The passage of the Official Languages Act in 1969 established bilingualism in Canada and made English and French the country’s official languages. Over the following decades, the provinces and territories, in turns, developed laws, policies and programs to support the use of French. However, some provinces were forced by courts to pass these measures as a result of legal proceedings brought by francophone communities. At the same time, demographic data show just how necessary it is for francophones to work harder even in Quebec, especially in Montréal, to maintain French as the language of integration, work and learning. More than 50 years after the passage of the Act, official language issues are still central to conversations around identity and society.

Michelle Landry and her team’s research focuses on the empowerment of minority francophones and explores how they have been preserving their rightful place in Canadian society since the second half of the 19th century.

“As a sociologist,” explains Landry, “I take a detailed approach to understanding how people take action. This includes looking into the interactions, funding, tactics and discursive strategies used to rally support from Canadians and government. I’m particularly interested in ‘how’ this mobilization happens.”

Amplifying voices, and access, to be heard

In her research, Landry has noted the influence public funding has on determining francophone communities’ priorities and strategies. While access to institutional channels grants some governance power, it also influences the methods used for mobilization and advocacy. As a result, groups often opt for lobbying tactics and social networking to further their language rights, instead of clamouring for them in the streets.

Landry has also seen that municipal governments have the potential to play an important role in the development and thriving of minority francophone communities. In New Brunswick, for example, several municipal governments have become aware of their power to act and are using the tools available to them. By passing local decrees and policies, such as those governing public signage, municipal governments can have a significant impact on the linguistic vitality of francophone communities.

“Having rights is one thing,” says Landry, “but making sure these rights are being enforced is another. An official language minority community is only as strong as its institutions. And to strengthen their institutions, communities must shield them against discourse calling official bilingualism into question and opposing language minority rights.”

The vitality of a francophone community depends on the vitality of its institutions and essential services in areas such as education, health, culture and justice.

“Faced with the possibility of seeing their institutions disappear,” says Landry, “francophone minority communities have no other choice but to take action to ensure their sustainability.”

This is why the Franco-Ontarian community—inspired by the successful SOS Montfort citizen movement (1997-2002) that avoided the closure of Hôpital Montfort, the only specialized hospital offering health care in French—mobilized in 2018 to counter the plan to abolish the Université de l’Ontario français and the Office of the French Language Services Commissioner.
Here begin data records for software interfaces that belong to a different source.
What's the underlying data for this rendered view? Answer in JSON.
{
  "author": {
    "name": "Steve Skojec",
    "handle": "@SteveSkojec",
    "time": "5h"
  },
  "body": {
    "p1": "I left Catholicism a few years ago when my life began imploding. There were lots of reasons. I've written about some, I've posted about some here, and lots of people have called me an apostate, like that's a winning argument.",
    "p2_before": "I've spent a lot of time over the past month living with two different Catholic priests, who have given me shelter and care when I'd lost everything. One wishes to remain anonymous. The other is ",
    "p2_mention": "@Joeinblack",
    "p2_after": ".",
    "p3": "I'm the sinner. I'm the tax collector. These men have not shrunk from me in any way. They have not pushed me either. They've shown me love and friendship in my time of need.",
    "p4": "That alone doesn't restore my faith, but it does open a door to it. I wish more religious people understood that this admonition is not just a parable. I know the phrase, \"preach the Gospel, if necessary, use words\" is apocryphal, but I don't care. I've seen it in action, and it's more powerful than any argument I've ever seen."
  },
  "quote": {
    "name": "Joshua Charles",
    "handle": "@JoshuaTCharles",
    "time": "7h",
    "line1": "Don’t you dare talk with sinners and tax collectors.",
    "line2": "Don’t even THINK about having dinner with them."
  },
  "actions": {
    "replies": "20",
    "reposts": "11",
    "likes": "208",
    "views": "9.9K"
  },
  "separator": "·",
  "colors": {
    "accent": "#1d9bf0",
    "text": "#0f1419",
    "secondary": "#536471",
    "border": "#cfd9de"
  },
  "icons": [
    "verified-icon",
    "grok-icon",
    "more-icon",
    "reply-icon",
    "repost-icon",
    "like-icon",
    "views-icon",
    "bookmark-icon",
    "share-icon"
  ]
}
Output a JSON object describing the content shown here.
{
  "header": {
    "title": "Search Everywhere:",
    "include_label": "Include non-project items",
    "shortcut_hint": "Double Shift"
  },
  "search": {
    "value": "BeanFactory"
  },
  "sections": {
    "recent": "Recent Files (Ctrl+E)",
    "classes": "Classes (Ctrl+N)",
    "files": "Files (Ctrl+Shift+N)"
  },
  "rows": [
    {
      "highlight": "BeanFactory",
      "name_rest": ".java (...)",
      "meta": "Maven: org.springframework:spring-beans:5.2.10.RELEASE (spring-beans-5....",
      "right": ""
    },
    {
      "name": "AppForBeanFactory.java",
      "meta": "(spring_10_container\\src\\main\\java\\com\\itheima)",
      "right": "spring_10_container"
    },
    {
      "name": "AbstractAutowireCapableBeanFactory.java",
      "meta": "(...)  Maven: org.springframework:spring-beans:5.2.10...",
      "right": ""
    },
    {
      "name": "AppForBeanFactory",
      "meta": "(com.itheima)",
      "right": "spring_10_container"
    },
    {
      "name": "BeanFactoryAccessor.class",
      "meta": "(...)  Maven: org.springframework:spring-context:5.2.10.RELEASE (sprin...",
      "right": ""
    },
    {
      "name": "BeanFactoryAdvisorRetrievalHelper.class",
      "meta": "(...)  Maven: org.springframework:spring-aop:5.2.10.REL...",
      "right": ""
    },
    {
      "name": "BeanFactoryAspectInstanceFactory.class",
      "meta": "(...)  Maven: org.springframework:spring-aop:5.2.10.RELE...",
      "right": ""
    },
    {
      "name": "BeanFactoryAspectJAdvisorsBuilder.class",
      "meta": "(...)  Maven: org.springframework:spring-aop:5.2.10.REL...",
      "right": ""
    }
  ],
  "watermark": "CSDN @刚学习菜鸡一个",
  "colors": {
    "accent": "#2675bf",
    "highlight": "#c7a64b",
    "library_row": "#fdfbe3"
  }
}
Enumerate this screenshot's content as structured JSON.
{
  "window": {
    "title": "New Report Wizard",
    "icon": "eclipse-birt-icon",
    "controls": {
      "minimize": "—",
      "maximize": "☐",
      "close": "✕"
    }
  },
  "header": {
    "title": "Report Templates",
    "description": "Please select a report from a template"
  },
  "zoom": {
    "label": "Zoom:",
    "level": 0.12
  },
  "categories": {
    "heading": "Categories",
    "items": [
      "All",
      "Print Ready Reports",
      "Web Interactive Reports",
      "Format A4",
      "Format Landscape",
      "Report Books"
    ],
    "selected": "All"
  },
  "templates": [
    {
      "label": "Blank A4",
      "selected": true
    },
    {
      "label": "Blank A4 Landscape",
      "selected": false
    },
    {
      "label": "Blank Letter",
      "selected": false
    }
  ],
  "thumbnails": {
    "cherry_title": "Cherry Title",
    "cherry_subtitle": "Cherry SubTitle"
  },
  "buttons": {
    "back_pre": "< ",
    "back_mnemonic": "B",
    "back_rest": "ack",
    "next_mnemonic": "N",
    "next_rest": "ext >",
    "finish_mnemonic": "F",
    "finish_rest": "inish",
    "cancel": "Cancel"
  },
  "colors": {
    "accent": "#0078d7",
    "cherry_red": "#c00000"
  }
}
Strengthening the sense of linguistic security

Landry’s research sheds valuable light on minority francophone communities’ challenges and the action strategies and governance mechanisms that enable them to strengthen the rightful place of language minorities in contemporary Canadian society.

“It’s essential,” she says, “to note that the outcomes of our work are not limited to francophone communities. We hope our research will also shed light on the struggles of other groups working to preserve their languages and cultures, such as Indigenous communities.”

Want to learn more?

To learn more about Michelle Landry’s work on the power of French-language minorities in Canada, follow her on Facebook or visit the Université de Moncton’s (in French) website.